The pharaohs of ancient Egypt were men. And then there was her.
Her name was Hatshepsut.
She was the first woman to become a pharaoh.
Other women had ruled as powerful queens, but she was the first to actually be the pharaoh.
But 20 years after she died, someone tried to erase her from history. Statues of her were smashed, and they removed her name wherever they could find it.
Here’s what probably happened.
Hatshepsut had became pharaoh in a roundabout way. When the pharaoh Thutmose II died, his son, Thutmose III, was only a kid.
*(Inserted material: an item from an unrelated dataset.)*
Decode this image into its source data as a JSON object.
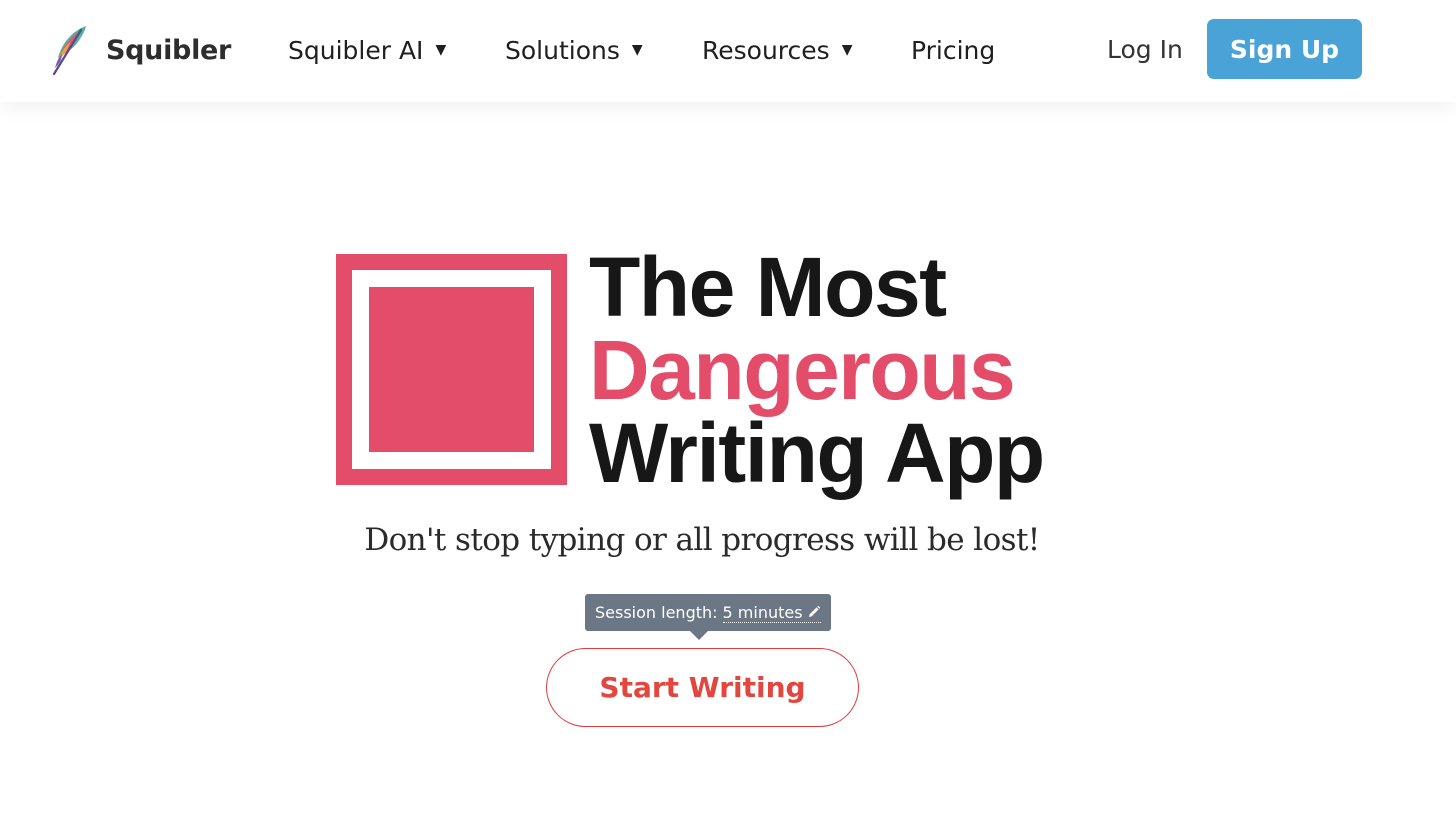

Hatshepsut, the dead king’s primary wife, became his regent.
Over time — and remember, Thutmose III was still too young to say much about it — she became more and more powerful until she was officially made pharaoh.
But a female pharaoh freaked people out.
It’s likely because Hatshepsut’s rise to the throne was a challenge to the traditional idea of maat, or universal harmony. And to some, “universal harmony” meant only men could ever be pharaohs. They also worried her success might encourage other women to seek power.
So Hatshepsut tried to be, um, more manly.
She was often shown as having a beard.
Hatshepsut also tried to show she was no threat to maat by taking the name “Maatkare.” And she changed the ending of her original name to the masculine “su.” It didn’t work.
So, how’d she do as pharaoh?
nEverything know about Hatshepsut’s 25-year rule was written by — or painted or carved for — the pharaoh herself, so it’s hard to know for sure. But experts believe she had a successful, peaceful reign, even if some folks’ sense of shattered maat never quite settled down.
It’s amazing how far back the resistance to giving women power goes, huh?
This video tells the whole fascinating story: